O.B. has started hanging the kitchen cabinets. Suddenly I believe I really will live to see the completion of this project.
You will notice that the sheetrock is finished. I haven’t mentioned its progress because paying too much attention to the sheetrocking progress (or lack of it) only led to frustration. Back in early September I was told the crew would come in for a blitz and hang it, tape it, and prime it, all in four days. In the end it probably was four days but nobody mentioned it would be four days over five weeks. As virtually nothing else could be done until they were finished, the work site was deserted day after day. I just bit my lip and tried not to obsess about winter moving in and the lost opportunities. I heard later that the crew got an unexpected big job from a wealthy owner that bumped me off the priority list.
But now it is done and the cabinets are going in. The cabinets, too, have been a journey. I chose and signed for them in August, providing my credit card, and was told the order would be placed on September 9, when a sale started. I arranged my finances accordingly. On September 20 I had a call from the salesman. I thought perhaps the cabinets had arrived. Actually, no, he’d forgotten to order them, and needed my credit card information again. I was exasperated but given the long delay in the sheetrocking, I thought it might work out in the end.
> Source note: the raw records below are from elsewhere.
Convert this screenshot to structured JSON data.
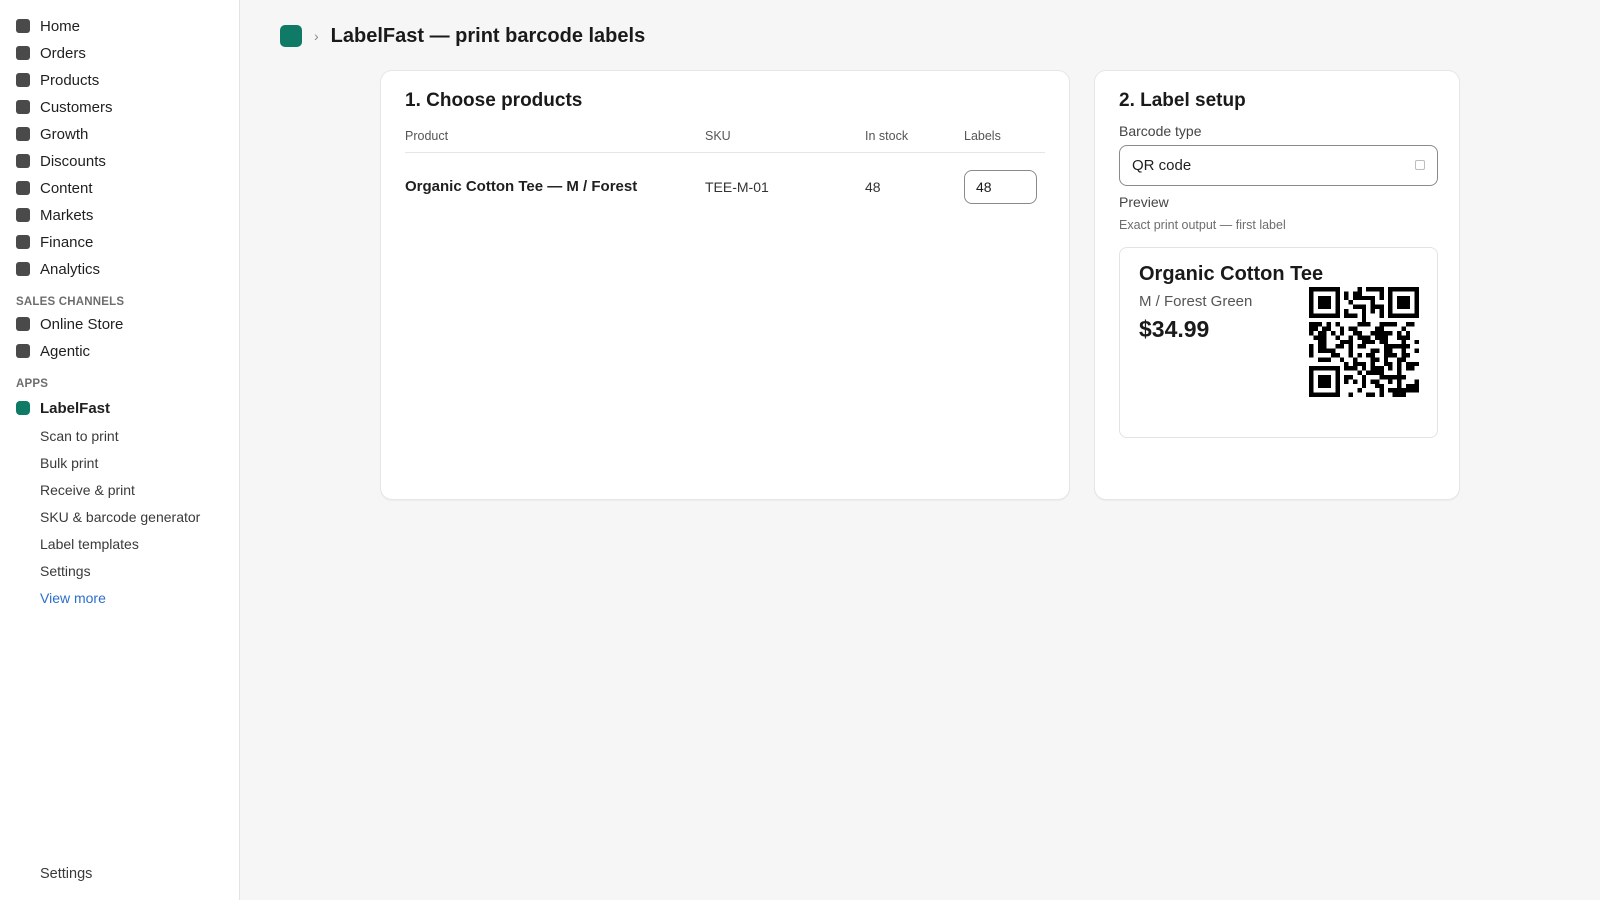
{
  "sidebar": {
    "main_items": [
      "Home",
      "Orders",
      "Products",
      "Customers",
      "Growth",
      "Discounts",
      "Content",
      "Markets",
      "Finance",
      "Analytics"
    ],
    "sales_channels_title": "SALES CHANNELS",
    "sales_channels": [
      "Online Store",
      "Agentic"
    ],
    "apps_title": "APPS",
    "app_name": "LabelFast",
    "app_subitems": [
      "Scan to print",
      "Bulk print",
      "Receive & print",
      "SKU & barcode generator",
      "Label templates",
      "Settings"
    ],
    "view_more": "View more",
    "bottom_settings": "Settings"
  },
  "header": {
    "separator": "›",
    "title": "LabelFast — print barcode labels"
  },
  "products_card": {
    "title": "1. Choose products",
    "columns": [
      "Product",
      "SKU",
      "In stock",
      "Labels"
    ],
    "rows": [
      {
        "product": "Organic Cotton Tee — M / Forest",
        "sku": "TEE-M-01",
        "in_stock": "48",
        "labels": "48"
      }
    ]
  },
  "setup_card": {
    "title": "2. Label setup",
    "barcode_type_label": "Barcode type",
    "barcode_type_value": "QR code",
    "preview_label": "Preview",
    "preview_hint": "Exact print output — first label",
    "label": {
      "name": "Organic Cotton Tee",
      "variant": "M / Forest Green",
      "price": "$34.99"
    }
  },
  "colors": {
    "accent": "#0f7b67",
    "link": "#2c6ecb",
    "nav_icon": "#4a4a4a"
  },
  "icons": {
    "nav_item": "square-icon",
    "app": "labelfast-app-icon",
    "select": "select-caret-icon",
    "code": "qr-code-icon"
  }
}
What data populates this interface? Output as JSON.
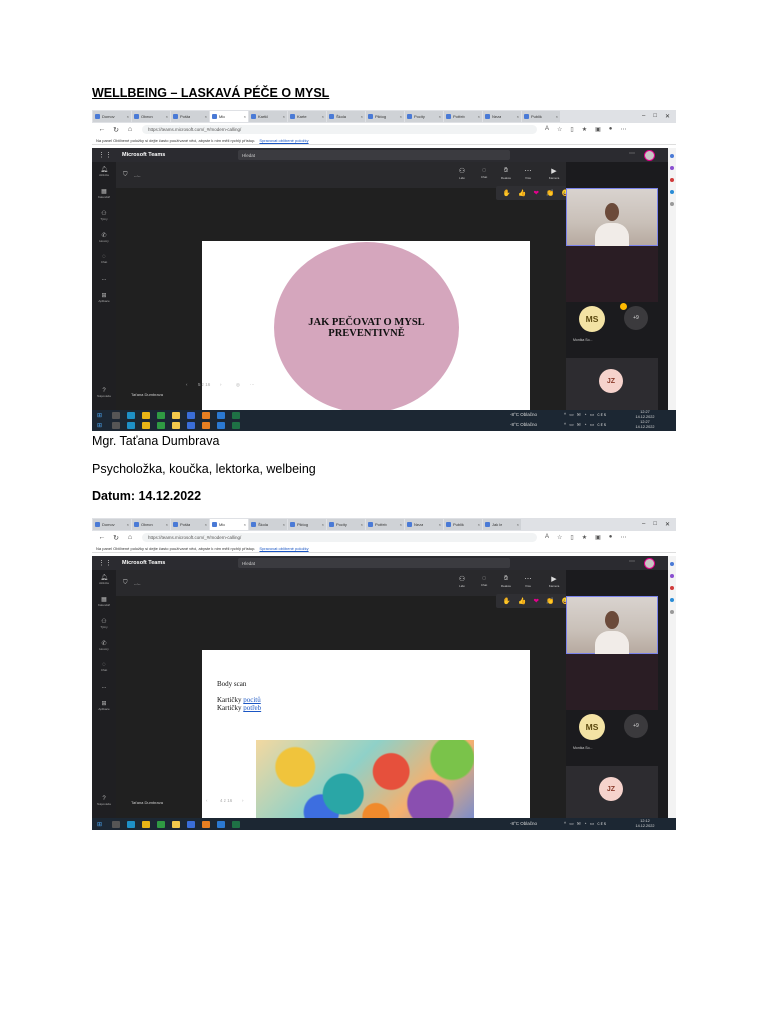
{
  "document": {
    "title": "WELLBEING – LASKAVÁ PÉČE O MYSL",
    "author": "Mgr. Taťana Dumbrava",
    "role": "Psycholožka, koučka, lektorka, welbeing",
    "date": "Datum: 14.12.2022"
  },
  "browser": {
    "url": "https://teams.microsoft.com/_#/modern-calling/",
    "favorites_bar_text": "Na panel Oblíbené položky si dejte často používané věci, abyste k nim měli rychlý přístup.",
    "favorites_bar_link": "Spravovat oblíbené položky",
    "tabs": [
      "Domov",
      "Obecn",
      "Pošta",
      "Mic",
      "Kartič",
      "Karte",
      "Škola",
      "Piktog",
      "Pocity",
      "Potřeb",
      "Neza",
      "Publik",
      "Jak le"
    ]
  },
  "teams": {
    "app_name": "Microsoft Teams",
    "search_placeholder": "Hledat",
    "rail": [
      {
        "icon": "activity-icon",
        "label": "Aktivita"
      },
      {
        "icon": "calendar-icon",
        "label": "Kalendář"
      },
      {
        "icon": "teams-icon",
        "label": "Týmy"
      },
      {
        "icon": "calls-icon",
        "label": "Hovory"
      },
      {
        "icon": "chat-icon",
        "label": "Chat"
      },
      {
        "icon": "more-icon",
        "label": "..."
      },
      {
        "icon": "apps-icon",
        "label": "Aplikace"
      },
      {
        "icon": "help-icon",
        "label": "Nápověda"
      }
    ],
    "controls": [
      "Lidé",
      "Chat",
      "Reakce",
      "Více",
      "Kamera",
      "Mikrofon",
      "Sdílet"
    ],
    "leave_label": "Odejít",
    "reactions": [
      "✋",
      "👍",
      "❤",
      "👏",
      "😄",
      "😮"
    ],
    "presenter_name": "Taťana Dumbrava",
    "participant_ms_initials": "MS",
    "participant_ms_name": "Monika So...",
    "participant_more": "+9",
    "participant_jz_initials": "JZ"
  },
  "shot1": {
    "timer": "--:--",
    "slide_line1": "JAK PEČOVAT O MYSL",
    "slide_line2": "PREVENTIVNĚ",
    "pager": "5 z 16",
    "weather": "-8°C  Oblačno",
    "clock_time": "12:27",
    "clock_date": "14.12.2022"
  },
  "shot2": {
    "timer": "--:--",
    "slide_heading": "Body scan",
    "slide_prefix1": "Kartičky ",
    "slide_link1": "pocitů",
    "slide_prefix2": "Kartičky ",
    "slide_link2": "potřeb",
    "pager": "4 z 16",
    "weather": "-8°C  Oblačno",
    "clock_time": "12:12",
    "clock_date": "14.12.2022"
  }
}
However, I’ve been juggling crazily to finance this project. I informed the salesman that at this point I would need a couple of days to move things around again so I could put the hefty cabinet sum on my credit card, and that I’d call him. Two days later, I telephoned and said, “OK, now you can put the order through. Here’s my card number.”
On the morning of October 4 I was in a hotel bedroom in New Hampshire, stepping into my dress for the funeral of my father-in-law. It was a fraught and emotionally exhausting time. My cell phone rang.
“Hi there! Your cabinets are on the truck and we can deliver them tomorrow. I just need your credit card information to pay for them.”
“Oh, I never put the charge through.” A chuckle. “Did you a little favor there.”
A blinding rage swept over me. I had told this salesman that I was watching every penny, plotting the timing of every expense against income like a military campaign, and could cope with no surprises. Surprise!
I rarely lose my temper, but when I do my verbal ability turns into a surgical blade. I knew I was about to de-bone this man at the top of my lungs. I managed to say in a tight voice that I would call him back.
When I was calmer I called back to tell him that with the death of my father-in-law I now had sudden new financial responsibilities and I could not pay for the cabinets that day and probably not for weeks.
He protested. The cabinets were on the truck!
I bit back my adolescent rejoinder: Tough! You snooze, you lose! and said merely, “I’m sorry. If you’d put the charge through either of the last two times I gave you my credit card information, this would not be an issue.”
He subsided. When we got home to New York after the funeral I called the lumber yard manager and explained there would be a delay. And life went on. Weeks passed, with fleeting, rare sightings of the sheetrocking crew.
This Monday I called the salesman and gave him my credit card information for a third time. “Charge it through this morning.”
“Oh, I definitely will.” He sounded chastened. “Sorry for the mix-up before.”
I told O.B. that the cabinets had been paid for and should soon be on their way. O.B. has less faith in mankind. That afternoon he called the salesman.
“Put that charge through yet?”
“What? Oh, no, not yet.”
O.B. is always pleasant but his voice was steely. “Do it now and call me back when it’s done. It should take five minutes. If I don’t hear from you in under an hour, I’m going to… be … very … upset.”
The charge went through five minutes later. On Wednesday the cabinets were delivered. Now they are going up.
It’s starting to look like a real apartment!